Alex Garland is the writer behind some of the best films on this list. That includes the 10/10 Danny Boyle movies 28 Days Later and Sunshine, as well as the visceral Dredd reboot and the emotionally powerful Never Let Me Go. He was also the director of the fantastic Ex Machina, so expectations going into Annihilation are pretty damn high. So, does it – and can it – shoulder the weight of the hype?
The answer is yes, just about. As we’ve come to expect from Garland, Annihilation is an innovative, original film that tackles a vaguely familiar subject matter in a fresh and atypical way.
It opens with the arrival of a mysterious extra-terrestrial object that lands near a lighthouse that is otherwise located nowhere in particular. Fast-forward three years and Lena, played by Natalie Portman, is being interrogated after what appears to be a traumatic and confusing event. The film is then dedicated to recounting what happened in the weeks prior to this interview. This mostly focuses on Lena partnering with four other women to venture into the ‘shimmer’, an expanding, soapy bubble that now encompasses several miles of thick vegetation surrounding the impact site.
Naturally, the situation is more nuanced than that. Lena’s husband Kane, played by the talented actor with two first names Oscar Isaac, was among the military personnel sent in to investigate the shimmer a year prior. He, unlike everyone else that has ever attempted to enter it, somehow managed to return – albeit with a near total memory loss. This inspires Lena to venture inside herself and figure out the secrets within.
Annihilation has an almost dream-like quality, with the surreal, oil-like visuals giving it an aesthetic unlike any other sci fi I can think of. The vivid hues of green, purple and cyan create a compelling and believable sense of place, and the emergence of a DNA-inspired narrative makes it all the more captivating (there are tiny flickers of Evolution in here, but Annihilation is executed a hundred times more convincingly).

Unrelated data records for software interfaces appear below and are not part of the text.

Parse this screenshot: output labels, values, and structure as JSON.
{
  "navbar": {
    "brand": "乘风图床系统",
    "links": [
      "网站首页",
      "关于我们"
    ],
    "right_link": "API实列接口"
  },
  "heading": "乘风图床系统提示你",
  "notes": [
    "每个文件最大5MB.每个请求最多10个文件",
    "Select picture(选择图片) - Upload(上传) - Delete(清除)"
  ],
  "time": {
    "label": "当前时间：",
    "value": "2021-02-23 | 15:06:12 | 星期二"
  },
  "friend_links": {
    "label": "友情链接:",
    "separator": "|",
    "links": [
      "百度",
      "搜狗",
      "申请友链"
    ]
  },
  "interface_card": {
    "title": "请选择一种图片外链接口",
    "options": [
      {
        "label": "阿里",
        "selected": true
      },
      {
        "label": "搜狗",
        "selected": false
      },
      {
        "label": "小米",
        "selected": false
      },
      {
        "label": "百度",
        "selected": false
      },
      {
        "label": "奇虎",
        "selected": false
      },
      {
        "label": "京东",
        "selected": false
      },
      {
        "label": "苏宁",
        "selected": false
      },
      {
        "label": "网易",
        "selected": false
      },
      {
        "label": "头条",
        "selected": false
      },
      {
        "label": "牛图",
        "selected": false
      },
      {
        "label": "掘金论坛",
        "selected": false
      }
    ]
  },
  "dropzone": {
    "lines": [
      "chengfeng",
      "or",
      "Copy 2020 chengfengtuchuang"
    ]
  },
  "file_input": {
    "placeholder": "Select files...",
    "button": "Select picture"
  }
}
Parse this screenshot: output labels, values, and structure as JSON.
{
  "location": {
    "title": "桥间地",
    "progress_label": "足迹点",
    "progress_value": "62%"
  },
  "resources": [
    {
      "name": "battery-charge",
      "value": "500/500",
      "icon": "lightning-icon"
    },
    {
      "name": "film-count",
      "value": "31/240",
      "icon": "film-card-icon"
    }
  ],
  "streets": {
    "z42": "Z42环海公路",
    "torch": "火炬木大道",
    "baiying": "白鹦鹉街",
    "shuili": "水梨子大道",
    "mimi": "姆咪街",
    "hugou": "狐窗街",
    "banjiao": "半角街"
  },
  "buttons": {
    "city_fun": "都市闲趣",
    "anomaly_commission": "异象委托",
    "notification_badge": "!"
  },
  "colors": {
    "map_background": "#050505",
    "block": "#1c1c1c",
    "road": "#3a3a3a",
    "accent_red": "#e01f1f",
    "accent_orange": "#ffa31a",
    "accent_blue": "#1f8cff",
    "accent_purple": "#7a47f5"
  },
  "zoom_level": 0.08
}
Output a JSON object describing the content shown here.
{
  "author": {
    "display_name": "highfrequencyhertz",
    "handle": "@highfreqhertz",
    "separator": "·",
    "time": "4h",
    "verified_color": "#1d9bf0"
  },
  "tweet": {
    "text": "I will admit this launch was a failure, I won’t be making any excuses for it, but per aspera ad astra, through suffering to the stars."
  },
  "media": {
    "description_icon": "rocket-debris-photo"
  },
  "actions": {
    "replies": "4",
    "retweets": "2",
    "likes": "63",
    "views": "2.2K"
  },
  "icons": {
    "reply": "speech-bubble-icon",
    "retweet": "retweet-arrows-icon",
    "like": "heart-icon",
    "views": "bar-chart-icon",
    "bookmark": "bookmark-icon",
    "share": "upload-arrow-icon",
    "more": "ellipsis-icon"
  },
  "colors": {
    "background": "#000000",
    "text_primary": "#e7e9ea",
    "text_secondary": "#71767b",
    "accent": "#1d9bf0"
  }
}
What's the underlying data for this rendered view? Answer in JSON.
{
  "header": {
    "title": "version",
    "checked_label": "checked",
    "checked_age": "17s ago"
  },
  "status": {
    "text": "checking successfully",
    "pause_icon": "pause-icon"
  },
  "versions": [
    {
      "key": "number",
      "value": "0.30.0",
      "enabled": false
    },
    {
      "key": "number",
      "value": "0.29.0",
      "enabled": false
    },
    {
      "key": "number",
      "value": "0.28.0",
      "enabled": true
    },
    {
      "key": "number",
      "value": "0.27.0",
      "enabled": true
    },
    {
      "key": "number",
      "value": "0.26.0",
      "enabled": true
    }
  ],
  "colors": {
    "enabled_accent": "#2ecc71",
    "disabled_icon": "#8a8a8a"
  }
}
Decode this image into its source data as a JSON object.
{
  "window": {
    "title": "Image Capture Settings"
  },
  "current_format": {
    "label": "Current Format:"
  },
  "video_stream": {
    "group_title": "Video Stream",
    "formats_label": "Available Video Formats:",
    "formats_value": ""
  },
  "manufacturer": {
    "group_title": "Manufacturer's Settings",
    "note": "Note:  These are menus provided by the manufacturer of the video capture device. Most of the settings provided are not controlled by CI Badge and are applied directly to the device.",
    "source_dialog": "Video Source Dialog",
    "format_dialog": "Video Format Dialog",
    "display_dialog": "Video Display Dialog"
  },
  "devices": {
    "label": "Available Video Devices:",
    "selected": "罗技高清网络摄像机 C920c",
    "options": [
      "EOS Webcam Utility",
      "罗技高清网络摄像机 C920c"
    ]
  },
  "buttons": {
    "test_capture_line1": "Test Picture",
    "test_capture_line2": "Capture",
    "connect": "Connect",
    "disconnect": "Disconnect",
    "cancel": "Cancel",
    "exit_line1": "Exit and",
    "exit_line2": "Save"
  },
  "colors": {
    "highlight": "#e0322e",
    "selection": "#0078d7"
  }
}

The story cracks a tiny bit here and there: you’ll have to suspend disbelief a a few times and stop yourself from asking ‘why don’t they just …’ probably one too many times, but overall the plot is tight and focused enough to be engaging throughout. It’s also worth mentioning that it features an almost entirely female cast with a number of prominent non-white roles and, importantly, makes no big deal of it whatsoever in the best possible way. The gender and race of the cast is almost entirely irrelevant to the plot, and all the better for it. Overall, Annihilation aims for something new, different and challenging. It succeeds in almost all of its goals, only let down by the occasional character trope that undermines what is otherwise a serious and cerebral film. Bring your brain and your attention with you, and Annihilation will reward you with an intellectual, visually stunning treat.